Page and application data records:
_ _ _ _
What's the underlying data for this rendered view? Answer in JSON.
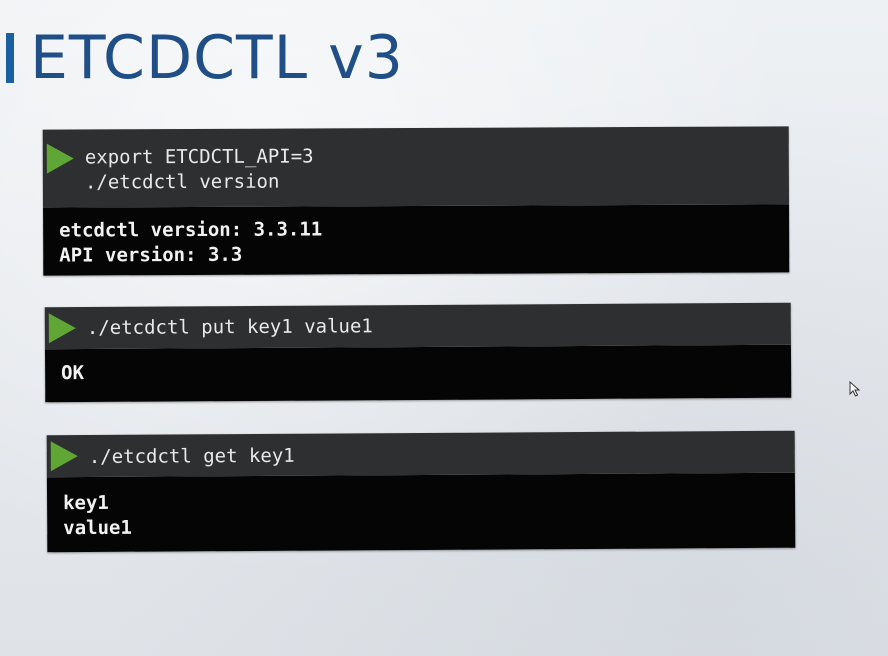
{
  "slide": {
    "title": "ETCDCTL v3",
    "accent_color": "#1a5fa0",
    "title_color": "#1f4f86"
  },
  "terminals": [
    {
      "commands": [
        "export ETCDCTL_API=3",
        "./etcdctl version"
      ],
      "output": [
        "etcdctl version: 3.3.11",
        "API version: 3.3"
      ]
    },
    {
      "commands": [
        "./etcdctl put key1 value1"
      ],
      "output": [
        "OK"
      ]
    },
    {
      "commands": [
        "./etcdctl get key1"
      ],
      "output": [
        "key1",
        "value1"
      ]
    }
  ],
  "icons": {
    "run": "play-icon",
    "pointer": "mouse-cursor-icon"
  },
  "colors": {
    "command_bg": "#2d2f31",
    "output_bg": "#050505",
    "play_green": "#5fa634"
  }
}
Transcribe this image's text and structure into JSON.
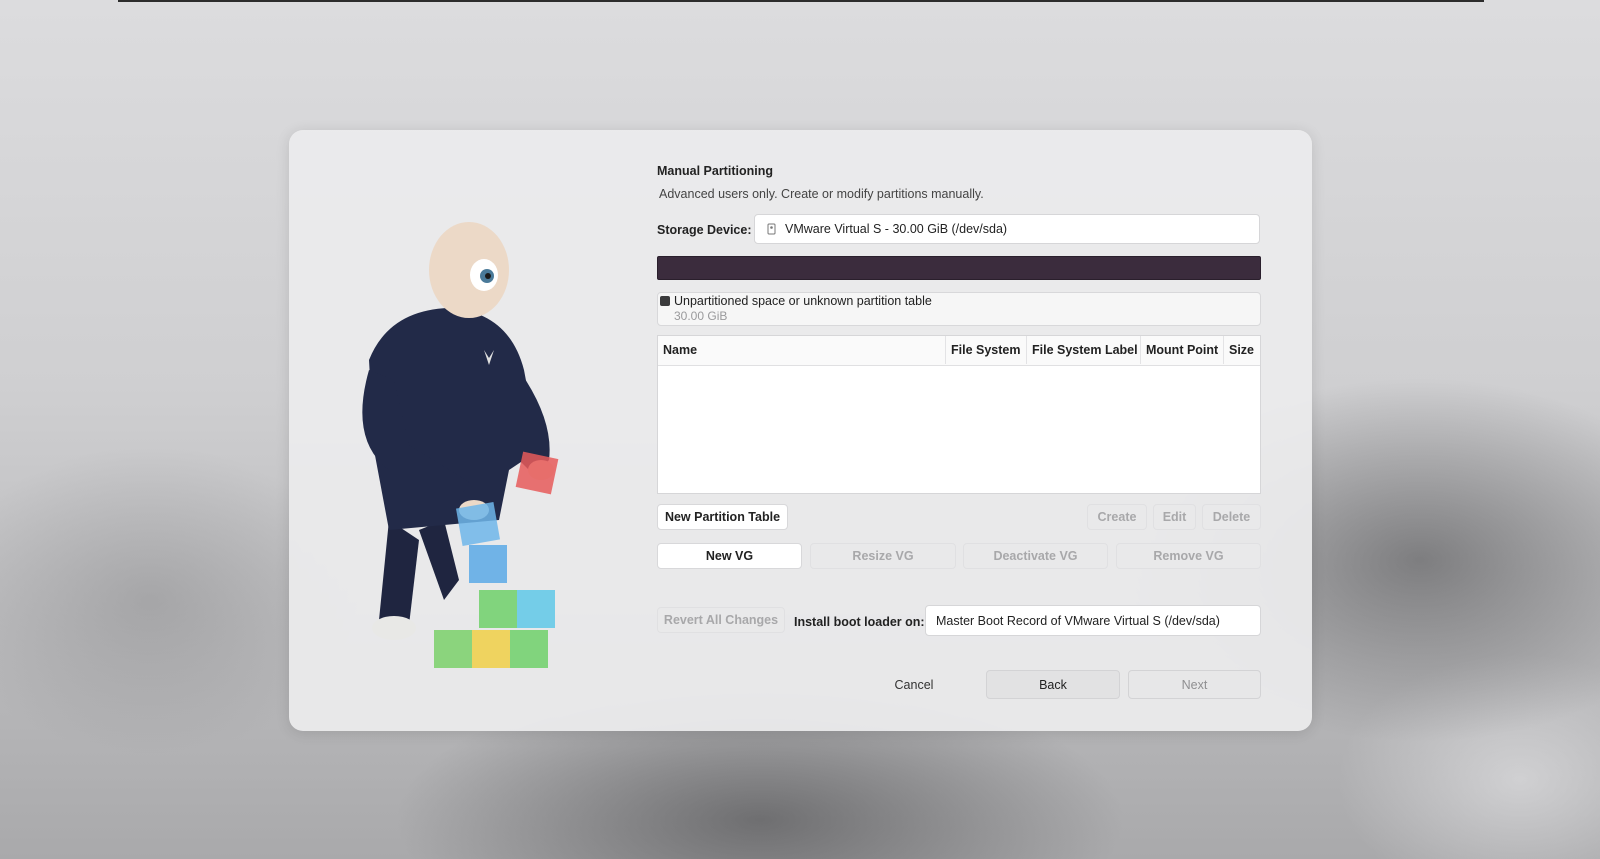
{
  "dialog": {
    "title": "Manual Partitioning",
    "subtitle": "Advanced users only. Create or modify partitions manually."
  },
  "storage": {
    "label": "Storage Device:",
    "device": "VMware Virtual S - 30.00 GiB (/dev/sda)",
    "icon": "disk-icon"
  },
  "partition_bar": {
    "color": "#3b2c3d",
    "used_fraction": 1.0
  },
  "legend": {
    "label": "Unpartitioned space or unknown partition table",
    "size": "30.00 GiB",
    "swatch_color": "#3a3a3c"
  },
  "table": {
    "columns": [
      "Name",
      "File System",
      "File System Label",
      "Mount Point",
      "Size"
    ],
    "rows": []
  },
  "actions": {
    "new_partition_table": "New Partition Table",
    "create": "Create",
    "edit": "Edit",
    "delete": "Delete",
    "new_vg": "New VG",
    "resize_vg": "Resize VG",
    "deactivate_vg": "Deactivate VG",
    "remove_vg": "Remove VG",
    "revert": "Revert All Changes"
  },
  "bootloader": {
    "label": "Install boot loader on:",
    "value": "Master Boot Record of VMware Virtual S (/dev/sda)"
  },
  "nav": {
    "cancel": "Cancel",
    "back": "Back",
    "next": "Next"
  }
}
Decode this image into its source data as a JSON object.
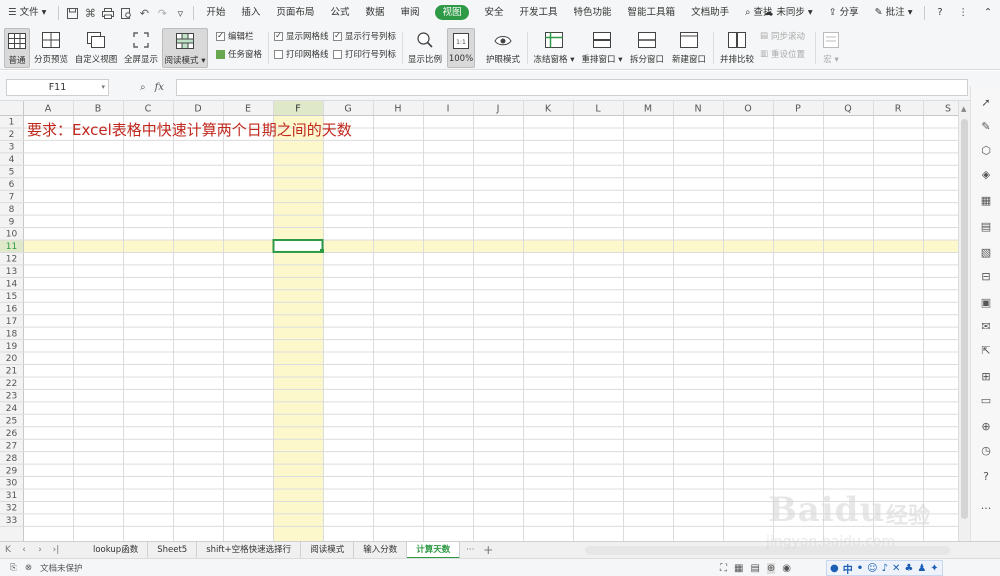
{
  "menubar": {
    "file_label": "文件",
    "menus": [
      "开始",
      "插入",
      "页面布局",
      "公式",
      "数据",
      "审阅",
      "视图",
      "安全",
      "开发工具",
      "特色功能",
      "智能工具箱",
      "文档助手"
    ],
    "active_menu": "视图",
    "search_label": "查找",
    "sync_label": "未同步",
    "share_label": "分享",
    "comment_label": "批注"
  },
  "ribbon": {
    "normal": "普通",
    "page_break_preview": "分页预览",
    "custom_view": "自定义视图",
    "full_screen": "全屏显示",
    "reading_mode": "阅读模式",
    "edit_bar": "编辑栏",
    "task_pane": "任务窗格",
    "show_gridlines": "显示网格线",
    "print_gridlines": "打印网格线",
    "show_headers": "显示行号列标",
    "print_headers": "打印行号列标",
    "zoom": "显示比例",
    "zoom_100": "100%",
    "eye_protection": "护眼模式",
    "freeze_panes": "冻结窗格",
    "rearrange": "重排窗口",
    "split": "拆分窗口",
    "new_window": "新建窗口",
    "side_by_side": "并排比较",
    "sync_scroll": "同步滚动",
    "reset_position": "重设位置",
    "macro": "宏"
  },
  "formula_bar": {
    "name_box": "F11",
    "formula": ""
  },
  "grid": {
    "columns": [
      "A",
      "B",
      "C",
      "D",
      "E",
      "F",
      "G",
      "H",
      "I",
      "J",
      "K",
      "L",
      "M",
      "N",
      "O",
      "P",
      "Q",
      "R",
      "S"
    ],
    "row_count": 33,
    "selected_col": "F",
    "selected_row": 11,
    "a1_text": "要求：Excel表格中快速计算两个日期之间的天数"
  },
  "sheets": {
    "tabs": [
      "lookup函数",
      "Sheet5",
      "shift+空格快速选择行",
      "阅读模式",
      "输入分数",
      "计算天数"
    ],
    "active": "计算天数",
    "more": "···",
    "add": "+"
  },
  "status": {
    "protection": "文档未保护"
  },
  "ime": {
    "label": "中"
  },
  "watermark": {
    "logo": "Baidu",
    "cn": "经验",
    "url": "jingyan.baidu.com"
  },
  "colors": {
    "accent_green": "#2e9a46",
    "highlight_yellow": "#fdf8cc",
    "title_red": "#c0281e"
  }
}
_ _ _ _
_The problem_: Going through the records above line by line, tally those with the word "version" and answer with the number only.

_Final answer_: 3